There are now more libraries and frameworks available for front-end development than ever before. It’s not uncommon to have five or more of these libraries involved in a single project. But keeping track of all these libraries and making sure they’re up-to-date can be tricky. Enter Bower, a package manager that makes it easy to manage all your application’s front-end dependencies.

bower

Installing Bower

Bower can be installed using npm, the Node package manager. If you don’t already have npm installed, head over to the Node.js website and download the relevant copy of Node.js for your system. The npm program is included with the install of Node.js.

npm install -g bower

This will install Bower globally on your system.

Finding Packages

There are two different ways that you can find Bower packages. To search for packages on the command line you use the search command. This should be followed by your search query.

bower search <query>

For example to search for packages that contain the word ‘jquery’ you could do the following:

bower search jquery

Installing Packages

To add a new Bower package to your project you use the install command. This should be passed the name of the package you wish to install.

bower install <package>

As well as using the package name, you can also install a package by specifying one of the following:

  • A Git endpoint such as git://github.com/components/jquery.git
  • A path to a local Git repository.
  • A shorthand endpoint like components/jquery. Bower will assume that GitHub is being used, in which case, the endpoint is the part after github.com in the repository URL.
  • A URL to a zip or tar file. The files contents will be extracted automatically.

Although Bower packages most commonly contain JavaScript files, they can also contain CSS or even images.

<script src="path/to/bower_components/jquery/jquery.min.js"></script>

Installing Packages Using a bower.json File

If you are using multiple packages within your project it’s often a good idea to list these packages in a bower.json file. This will allow you to install and update multiple packages with a single command.

 {
 "name": "app-name",
 "version": "0.0.1",
 "dependencies": {
 "sass-bootstrap": "~3.0.0",
 "modernizr": "~2.6.2",
 "jquery": "~1.10.2"
       },
"private": true
 }

Listing Installed Packages

You can easily find out which packages are installed using the list command.

bower list

Updating Packages

Updating a package is pretty straightforward. If you’ve used a bower.json file you can execute a simple update command to update all of the packages at once. However, the update tool will abide by the version restrictions you’ve specified in the bower.json file.

bower update

To update an individual package you again use the update command, this time specifying the name of the package you wish to update.

bower update <package>

Uninstalling Packages

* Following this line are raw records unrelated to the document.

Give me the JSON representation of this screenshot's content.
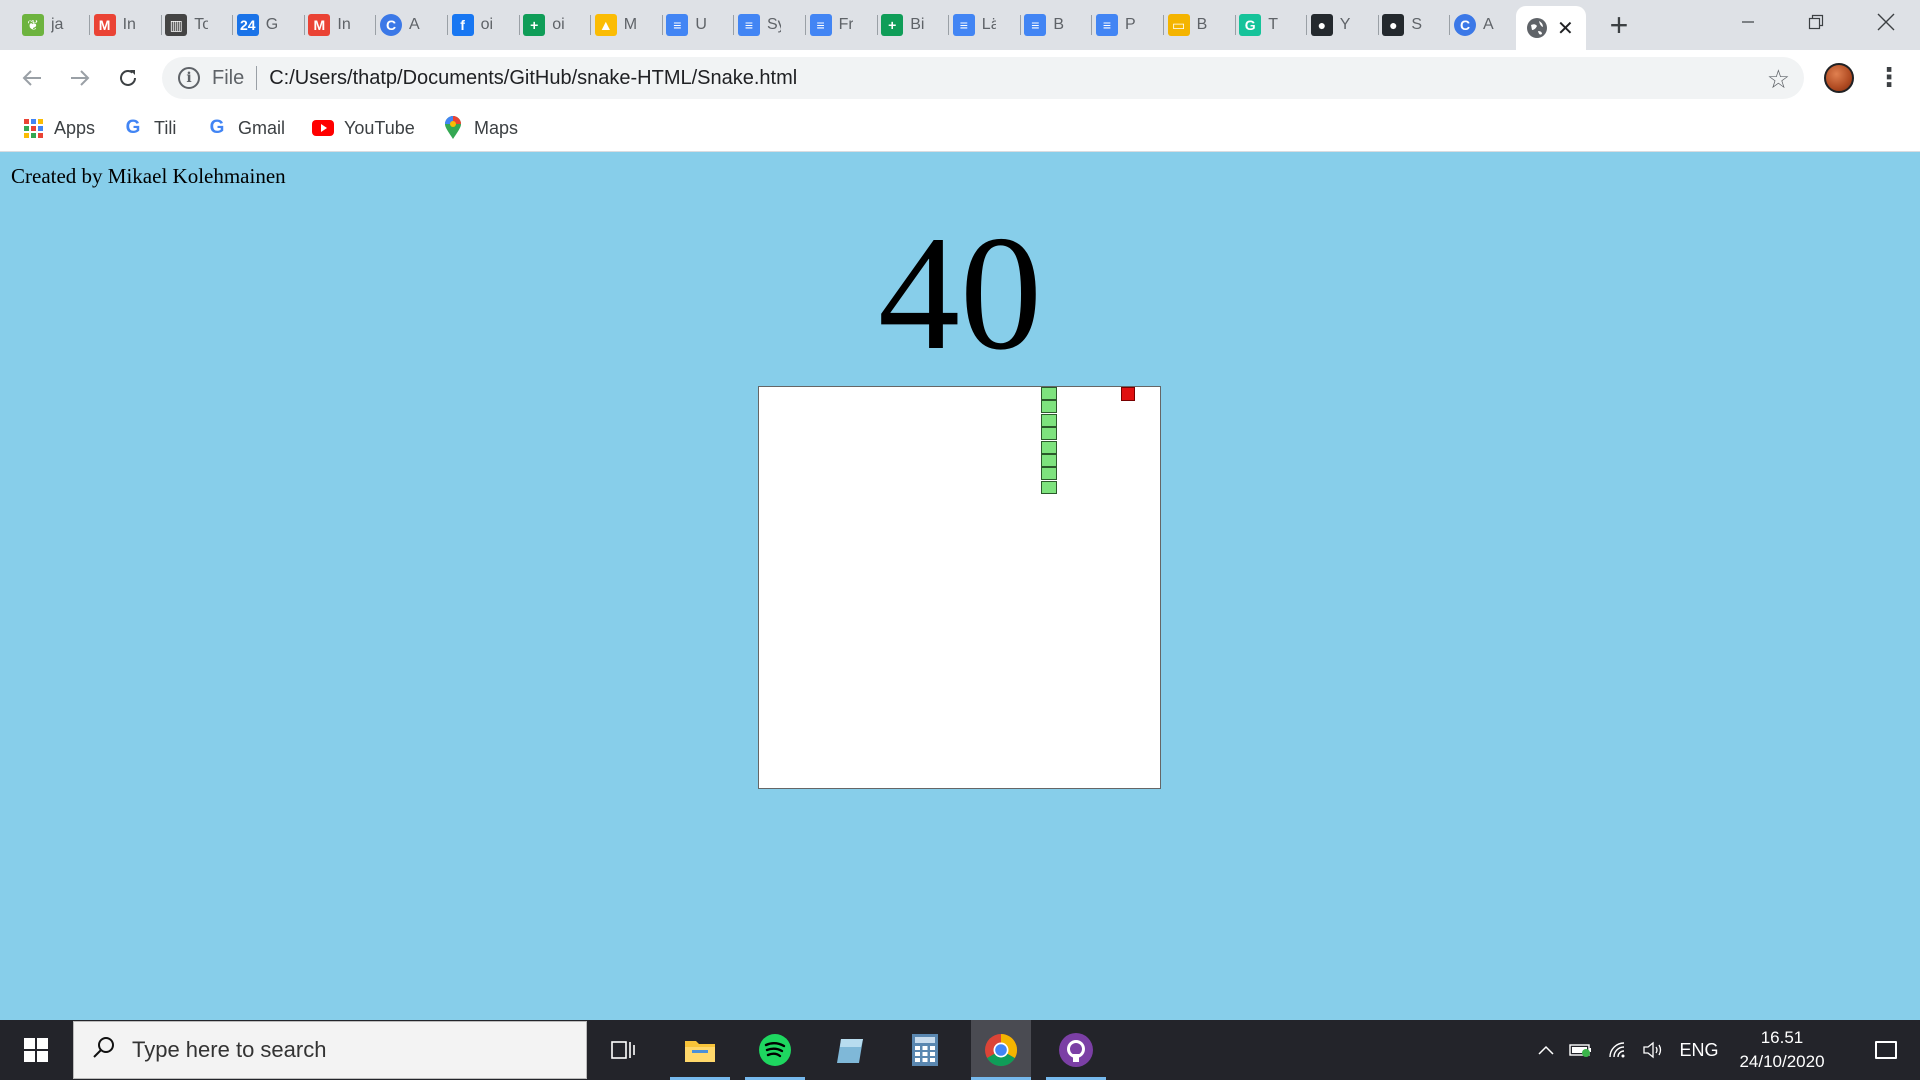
{
  "browser": {
    "tabs": [
      {
        "title": "ja",
        "icon": "leaf-icon",
        "color": "#6db33f"
      },
      {
        "title": "In",
        "icon": "gmail-icon",
        "color": "#ea4335"
      },
      {
        "title": "To",
        "icon": "trello-icon",
        "color": "#444444"
      },
      {
        "title": "G",
        "icon": "calendar-icon",
        "color": "#1a73e8"
      },
      {
        "title": "In",
        "icon": "gmail-icon",
        "color": "#ea4335"
      },
      {
        "title": "A",
        "icon": "c-icon",
        "color": "#3b78e7"
      },
      {
        "title": "oi",
        "icon": "facebook-icon",
        "color": "#1877f2"
      },
      {
        "title": "oi",
        "icon": "sheets-icon",
        "color": "#0f9d58"
      },
      {
        "title": "M",
        "icon": "drive-icon",
        "color": "#fbbc04"
      },
      {
        "title": "U",
        "icon": "docs-icon",
        "color": "#4285f4"
      },
      {
        "title": "Sy",
        "icon": "docs-icon",
        "color": "#4285f4"
      },
      {
        "title": "Fr",
        "icon": "docs-icon",
        "color": "#4285f4"
      },
      {
        "title": "Bi",
        "icon": "sheets-icon",
        "color": "#0f9d58"
      },
      {
        "title": "Lä",
        "icon": "docs-icon",
        "color": "#4285f4"
      },
      {
        "title": "B",
        "icon": "docs-icon",
        "color": "#4285f4"
      },
      {
        "title": "P",
        "icon": "docs-icon",
        "color": "#4285f4"
      },
      {
        "title": "B",
        "icon": "slides-icon",
        "color": "#f4b400"
      },
      {
        "title": "T",
        "icon": "grammarly-icon",
        "color": "#15c39a"
      },
      {
        "title": "Y",
        "icon": "github-icon",
        "color": "#24292e"
      },
      {
        "title": "S",
        "icon": "github-icon",
        "color": "#24292e"
      },
      {
        "title": "A",
        "icon": "c-icon",
        "color": "#3b78e7"
      }
    ],
    "active_tab_icon": "globe-icon",
    "address": {
      "scheme_label": "File",
      "url": "C:/Users/thatp/Documents/GitHub/snake-HTML/Snake.html"
    },
    "bookmarks": [
      {
        "label": "Apps",
        "icon": "apps-grid-icon"
      },
      {
        "label": "Tili",
        "icon": "google-icon"
      },
      {
        "label": "Gmail",
        "icon": "google-icon"
      },
      {
        "label": "YouTube",
        "icon": "youtube-icon"
      },
      {
        "label": "Maps",
        "icon": "maps-pin-icon"
      }
    ]
  },
  "page": {
    "credit": "Created by Mikael Kolehmainen",
    "score": "40",
    "board_bg": "#ffffff",
    "page_bg": "#87ceea",
    "snake_color": "#7ee37e",
    "food_color": "#e01010"
  },
  "taskbar": {
    "search_placeholder": "Type here to search",
    "language": "ENG",
    "time": "16.51",
    "date": "24/10/2020"
  }
}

To remove a package you can use the uninstall command followed by the name of the package you wish to remove.

bower uninstall <package>

It’s possible to remove multiple packages at once by listing the package names.

bower uninstall jquery modernizr sass-bootstrap

For any query contact Clofus Innovations.